Milt Kahl is showing off model sheets of Bagheera from The Jungle Book to colleague Eric Larson, who seems somewhat less excited than Milt. During the 1960s practically all Disney model sheets were comprised of Milt's rough animation drawings. No turn-around sheets, no character maquettes, just Milt's animation drawings from his first production scenes. Director Woolie Reitherman realized that nobody drew and designed new Disney characters better than Milt Kahl. Milt's drawings were the final word, the standard all other animators looked up to. Their goal was to come as close as possible to these sophisticated designs graphically, but still insert their own approach to the characters as far as acting and performing.
I want to show a high in Milt's career from the golden age of Disney animation to a later high, just before his boss passed away. Both drawing styles are astonishingly beautiful, one round and dimensional, the other graphic and sophisticated. It is so interesting to me that neither Milt, Frank and Ollie, or other animators recognized these two different styles within Disney Animation. I remember asking Eric Larson about the change in approaching Disney drawing, and he just mentioned that the animators drew what was required of them. To Eric there didn't seem to be new approach at all, you drew the characters a certain way in order to get the best results.

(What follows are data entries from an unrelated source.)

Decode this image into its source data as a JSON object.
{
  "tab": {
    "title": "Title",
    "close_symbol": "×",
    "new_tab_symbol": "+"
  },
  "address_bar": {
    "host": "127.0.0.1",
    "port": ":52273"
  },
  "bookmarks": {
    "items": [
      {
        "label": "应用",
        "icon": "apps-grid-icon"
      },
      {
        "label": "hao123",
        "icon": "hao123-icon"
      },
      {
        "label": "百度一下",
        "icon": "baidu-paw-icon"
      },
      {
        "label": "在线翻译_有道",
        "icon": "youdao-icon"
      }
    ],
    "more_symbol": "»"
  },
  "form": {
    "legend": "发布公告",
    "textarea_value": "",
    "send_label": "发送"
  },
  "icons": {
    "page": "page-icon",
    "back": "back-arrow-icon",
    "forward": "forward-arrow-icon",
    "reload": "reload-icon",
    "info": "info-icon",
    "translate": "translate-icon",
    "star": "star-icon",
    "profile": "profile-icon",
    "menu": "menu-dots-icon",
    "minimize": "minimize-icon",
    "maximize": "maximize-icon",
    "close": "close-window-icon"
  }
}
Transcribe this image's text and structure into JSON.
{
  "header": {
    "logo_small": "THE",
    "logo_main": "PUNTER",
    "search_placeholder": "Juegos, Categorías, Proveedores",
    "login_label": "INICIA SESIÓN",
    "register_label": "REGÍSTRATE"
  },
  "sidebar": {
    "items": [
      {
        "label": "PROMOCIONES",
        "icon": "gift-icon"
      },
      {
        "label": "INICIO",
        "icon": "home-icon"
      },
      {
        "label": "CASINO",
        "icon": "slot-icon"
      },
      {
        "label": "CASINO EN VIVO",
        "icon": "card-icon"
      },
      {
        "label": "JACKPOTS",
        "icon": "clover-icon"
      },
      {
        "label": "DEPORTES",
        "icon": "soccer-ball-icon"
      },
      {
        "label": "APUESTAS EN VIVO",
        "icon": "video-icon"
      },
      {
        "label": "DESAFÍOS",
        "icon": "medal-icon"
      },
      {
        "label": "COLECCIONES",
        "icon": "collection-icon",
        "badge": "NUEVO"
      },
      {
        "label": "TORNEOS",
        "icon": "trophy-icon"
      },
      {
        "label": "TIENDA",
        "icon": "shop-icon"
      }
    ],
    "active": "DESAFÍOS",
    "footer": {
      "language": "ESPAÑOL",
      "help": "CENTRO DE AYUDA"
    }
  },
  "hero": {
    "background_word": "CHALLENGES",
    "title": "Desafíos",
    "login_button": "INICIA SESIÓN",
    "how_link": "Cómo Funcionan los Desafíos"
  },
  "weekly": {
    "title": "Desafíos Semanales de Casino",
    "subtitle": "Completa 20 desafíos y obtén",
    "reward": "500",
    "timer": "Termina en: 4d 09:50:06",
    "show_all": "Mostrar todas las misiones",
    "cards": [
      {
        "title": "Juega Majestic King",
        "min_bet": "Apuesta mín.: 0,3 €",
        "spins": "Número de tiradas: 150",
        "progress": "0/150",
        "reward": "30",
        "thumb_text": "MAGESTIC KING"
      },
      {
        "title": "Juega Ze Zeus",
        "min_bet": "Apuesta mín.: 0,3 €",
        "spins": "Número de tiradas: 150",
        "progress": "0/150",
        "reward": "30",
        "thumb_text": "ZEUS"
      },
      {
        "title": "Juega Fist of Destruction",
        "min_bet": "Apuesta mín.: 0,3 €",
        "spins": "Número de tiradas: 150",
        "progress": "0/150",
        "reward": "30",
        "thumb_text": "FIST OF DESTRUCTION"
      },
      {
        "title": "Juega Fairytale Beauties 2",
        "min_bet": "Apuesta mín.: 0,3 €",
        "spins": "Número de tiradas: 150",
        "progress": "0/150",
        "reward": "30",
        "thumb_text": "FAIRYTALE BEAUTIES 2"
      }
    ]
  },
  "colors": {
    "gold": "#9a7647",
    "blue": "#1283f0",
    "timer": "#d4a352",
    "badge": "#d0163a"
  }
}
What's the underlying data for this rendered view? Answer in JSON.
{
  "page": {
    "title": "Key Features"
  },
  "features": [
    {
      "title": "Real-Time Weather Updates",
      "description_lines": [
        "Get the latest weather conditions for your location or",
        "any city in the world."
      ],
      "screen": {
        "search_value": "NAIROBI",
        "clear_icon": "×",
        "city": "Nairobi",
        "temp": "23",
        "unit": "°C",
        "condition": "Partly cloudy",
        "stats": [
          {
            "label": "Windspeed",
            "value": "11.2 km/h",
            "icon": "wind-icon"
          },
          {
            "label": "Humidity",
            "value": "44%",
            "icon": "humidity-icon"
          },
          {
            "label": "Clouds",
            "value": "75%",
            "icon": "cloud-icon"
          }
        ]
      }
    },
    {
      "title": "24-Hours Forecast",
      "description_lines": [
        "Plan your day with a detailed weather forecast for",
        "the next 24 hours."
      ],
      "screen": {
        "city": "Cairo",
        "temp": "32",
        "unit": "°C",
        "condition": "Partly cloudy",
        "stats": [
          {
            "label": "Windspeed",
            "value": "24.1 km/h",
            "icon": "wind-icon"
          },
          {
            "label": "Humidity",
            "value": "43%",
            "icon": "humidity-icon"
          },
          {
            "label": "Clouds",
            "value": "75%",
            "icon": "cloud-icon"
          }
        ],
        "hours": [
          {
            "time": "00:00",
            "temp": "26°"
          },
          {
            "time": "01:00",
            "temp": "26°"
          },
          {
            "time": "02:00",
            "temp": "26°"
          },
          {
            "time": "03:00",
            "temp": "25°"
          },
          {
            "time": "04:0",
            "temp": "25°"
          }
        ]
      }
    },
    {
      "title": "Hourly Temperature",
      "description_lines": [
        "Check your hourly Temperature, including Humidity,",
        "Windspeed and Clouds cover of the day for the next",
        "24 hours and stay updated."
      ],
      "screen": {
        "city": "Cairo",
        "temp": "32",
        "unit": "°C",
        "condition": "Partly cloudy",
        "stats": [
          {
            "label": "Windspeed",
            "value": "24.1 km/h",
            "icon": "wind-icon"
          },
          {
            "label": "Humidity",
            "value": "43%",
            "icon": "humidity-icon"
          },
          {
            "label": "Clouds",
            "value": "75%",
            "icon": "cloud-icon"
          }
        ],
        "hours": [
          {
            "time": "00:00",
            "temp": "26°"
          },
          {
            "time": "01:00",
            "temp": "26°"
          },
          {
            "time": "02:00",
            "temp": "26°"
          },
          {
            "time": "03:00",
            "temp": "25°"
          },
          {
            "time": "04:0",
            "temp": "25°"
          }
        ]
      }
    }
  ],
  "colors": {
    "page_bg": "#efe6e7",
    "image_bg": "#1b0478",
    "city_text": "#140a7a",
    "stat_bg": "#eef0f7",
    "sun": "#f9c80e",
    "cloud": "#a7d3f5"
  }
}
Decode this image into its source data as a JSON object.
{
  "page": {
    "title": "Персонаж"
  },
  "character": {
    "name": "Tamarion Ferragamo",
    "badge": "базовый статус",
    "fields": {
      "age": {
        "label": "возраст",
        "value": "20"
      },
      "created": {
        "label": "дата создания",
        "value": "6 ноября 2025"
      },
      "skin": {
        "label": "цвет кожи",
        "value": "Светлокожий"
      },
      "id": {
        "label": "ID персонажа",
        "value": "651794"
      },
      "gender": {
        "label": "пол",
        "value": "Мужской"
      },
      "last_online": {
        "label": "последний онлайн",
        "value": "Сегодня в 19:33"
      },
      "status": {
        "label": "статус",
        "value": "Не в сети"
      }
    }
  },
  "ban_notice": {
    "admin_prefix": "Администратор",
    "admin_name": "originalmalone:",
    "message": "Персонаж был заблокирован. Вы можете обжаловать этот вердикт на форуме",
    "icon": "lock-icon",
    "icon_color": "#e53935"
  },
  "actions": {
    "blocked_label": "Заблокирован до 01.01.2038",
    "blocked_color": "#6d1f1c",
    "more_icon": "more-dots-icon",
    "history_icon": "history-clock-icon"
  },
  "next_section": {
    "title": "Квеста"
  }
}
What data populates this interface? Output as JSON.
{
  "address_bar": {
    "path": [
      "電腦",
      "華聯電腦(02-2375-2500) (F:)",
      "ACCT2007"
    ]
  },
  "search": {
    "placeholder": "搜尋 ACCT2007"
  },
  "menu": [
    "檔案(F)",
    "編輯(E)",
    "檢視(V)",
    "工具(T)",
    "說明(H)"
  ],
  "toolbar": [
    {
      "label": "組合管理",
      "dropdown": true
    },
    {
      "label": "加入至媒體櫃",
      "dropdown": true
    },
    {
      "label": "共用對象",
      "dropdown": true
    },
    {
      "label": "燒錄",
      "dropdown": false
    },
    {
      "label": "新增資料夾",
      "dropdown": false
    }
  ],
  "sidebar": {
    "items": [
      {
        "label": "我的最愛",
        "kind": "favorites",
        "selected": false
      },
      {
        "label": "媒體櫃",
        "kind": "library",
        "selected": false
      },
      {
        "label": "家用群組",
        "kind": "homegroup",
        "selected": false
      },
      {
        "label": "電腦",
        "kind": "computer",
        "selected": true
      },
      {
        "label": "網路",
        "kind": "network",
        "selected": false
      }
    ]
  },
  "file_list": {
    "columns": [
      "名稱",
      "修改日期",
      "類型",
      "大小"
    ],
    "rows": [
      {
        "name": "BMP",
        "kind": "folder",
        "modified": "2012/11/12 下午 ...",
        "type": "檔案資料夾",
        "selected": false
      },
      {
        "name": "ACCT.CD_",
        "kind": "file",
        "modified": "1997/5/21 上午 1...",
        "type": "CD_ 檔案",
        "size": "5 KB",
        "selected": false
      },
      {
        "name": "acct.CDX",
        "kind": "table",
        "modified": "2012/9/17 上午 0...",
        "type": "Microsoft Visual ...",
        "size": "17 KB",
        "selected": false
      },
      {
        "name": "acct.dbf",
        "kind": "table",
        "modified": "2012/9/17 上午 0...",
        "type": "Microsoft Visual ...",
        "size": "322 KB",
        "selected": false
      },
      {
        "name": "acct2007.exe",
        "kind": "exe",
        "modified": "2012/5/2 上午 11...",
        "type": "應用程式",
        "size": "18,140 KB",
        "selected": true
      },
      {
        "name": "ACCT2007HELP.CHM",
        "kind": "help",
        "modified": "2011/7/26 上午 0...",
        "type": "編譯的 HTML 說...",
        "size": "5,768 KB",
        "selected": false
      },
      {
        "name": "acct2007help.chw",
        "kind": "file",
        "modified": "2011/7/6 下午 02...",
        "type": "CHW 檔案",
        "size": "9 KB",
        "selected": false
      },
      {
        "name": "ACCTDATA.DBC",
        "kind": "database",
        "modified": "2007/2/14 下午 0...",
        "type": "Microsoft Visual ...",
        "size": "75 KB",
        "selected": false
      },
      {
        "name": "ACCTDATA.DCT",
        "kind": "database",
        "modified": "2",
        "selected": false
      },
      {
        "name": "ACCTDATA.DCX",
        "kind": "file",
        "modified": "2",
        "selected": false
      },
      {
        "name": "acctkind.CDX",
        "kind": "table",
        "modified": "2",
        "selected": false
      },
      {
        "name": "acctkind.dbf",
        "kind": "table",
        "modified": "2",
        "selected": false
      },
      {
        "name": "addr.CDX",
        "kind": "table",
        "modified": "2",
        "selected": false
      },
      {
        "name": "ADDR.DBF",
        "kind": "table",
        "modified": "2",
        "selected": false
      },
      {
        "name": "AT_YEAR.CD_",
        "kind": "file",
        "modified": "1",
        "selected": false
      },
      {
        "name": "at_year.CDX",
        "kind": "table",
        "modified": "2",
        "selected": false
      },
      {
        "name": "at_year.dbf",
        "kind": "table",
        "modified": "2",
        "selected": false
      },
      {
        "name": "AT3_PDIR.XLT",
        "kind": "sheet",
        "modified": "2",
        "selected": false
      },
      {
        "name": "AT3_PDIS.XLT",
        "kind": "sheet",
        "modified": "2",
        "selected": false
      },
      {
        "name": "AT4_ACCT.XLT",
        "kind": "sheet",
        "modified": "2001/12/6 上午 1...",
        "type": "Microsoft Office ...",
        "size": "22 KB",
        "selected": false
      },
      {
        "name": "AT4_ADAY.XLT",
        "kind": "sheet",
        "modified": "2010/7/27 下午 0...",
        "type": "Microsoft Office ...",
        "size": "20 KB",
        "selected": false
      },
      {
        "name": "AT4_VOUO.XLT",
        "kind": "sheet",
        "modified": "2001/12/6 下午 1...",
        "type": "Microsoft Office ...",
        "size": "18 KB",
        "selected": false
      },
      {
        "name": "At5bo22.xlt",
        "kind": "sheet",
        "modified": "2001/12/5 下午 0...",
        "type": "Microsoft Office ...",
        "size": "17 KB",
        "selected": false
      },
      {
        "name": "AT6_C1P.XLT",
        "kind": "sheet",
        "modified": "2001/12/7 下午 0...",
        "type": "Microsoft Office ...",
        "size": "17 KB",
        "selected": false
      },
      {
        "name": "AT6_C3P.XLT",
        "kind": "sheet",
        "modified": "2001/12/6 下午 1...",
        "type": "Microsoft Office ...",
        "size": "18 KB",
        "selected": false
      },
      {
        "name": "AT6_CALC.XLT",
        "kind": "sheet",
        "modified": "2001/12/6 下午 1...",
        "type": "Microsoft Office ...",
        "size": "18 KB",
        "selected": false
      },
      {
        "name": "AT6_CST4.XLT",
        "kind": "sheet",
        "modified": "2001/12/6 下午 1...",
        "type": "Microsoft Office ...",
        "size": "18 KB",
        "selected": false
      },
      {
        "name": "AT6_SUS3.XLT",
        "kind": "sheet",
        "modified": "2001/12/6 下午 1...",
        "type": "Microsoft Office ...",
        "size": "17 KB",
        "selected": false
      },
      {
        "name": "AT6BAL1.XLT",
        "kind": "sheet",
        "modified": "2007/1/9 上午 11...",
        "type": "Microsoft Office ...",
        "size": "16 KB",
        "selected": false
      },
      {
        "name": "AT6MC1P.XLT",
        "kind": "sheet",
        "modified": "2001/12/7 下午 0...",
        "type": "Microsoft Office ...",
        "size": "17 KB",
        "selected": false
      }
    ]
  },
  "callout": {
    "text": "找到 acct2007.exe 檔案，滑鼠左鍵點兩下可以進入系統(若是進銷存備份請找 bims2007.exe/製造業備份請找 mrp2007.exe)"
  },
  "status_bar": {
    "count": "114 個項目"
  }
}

Milt's rough animation drawings from Thumper's famous scene: "If you can't say something nice..."
Key drawings from Milt's first few scenes with Shere Khan.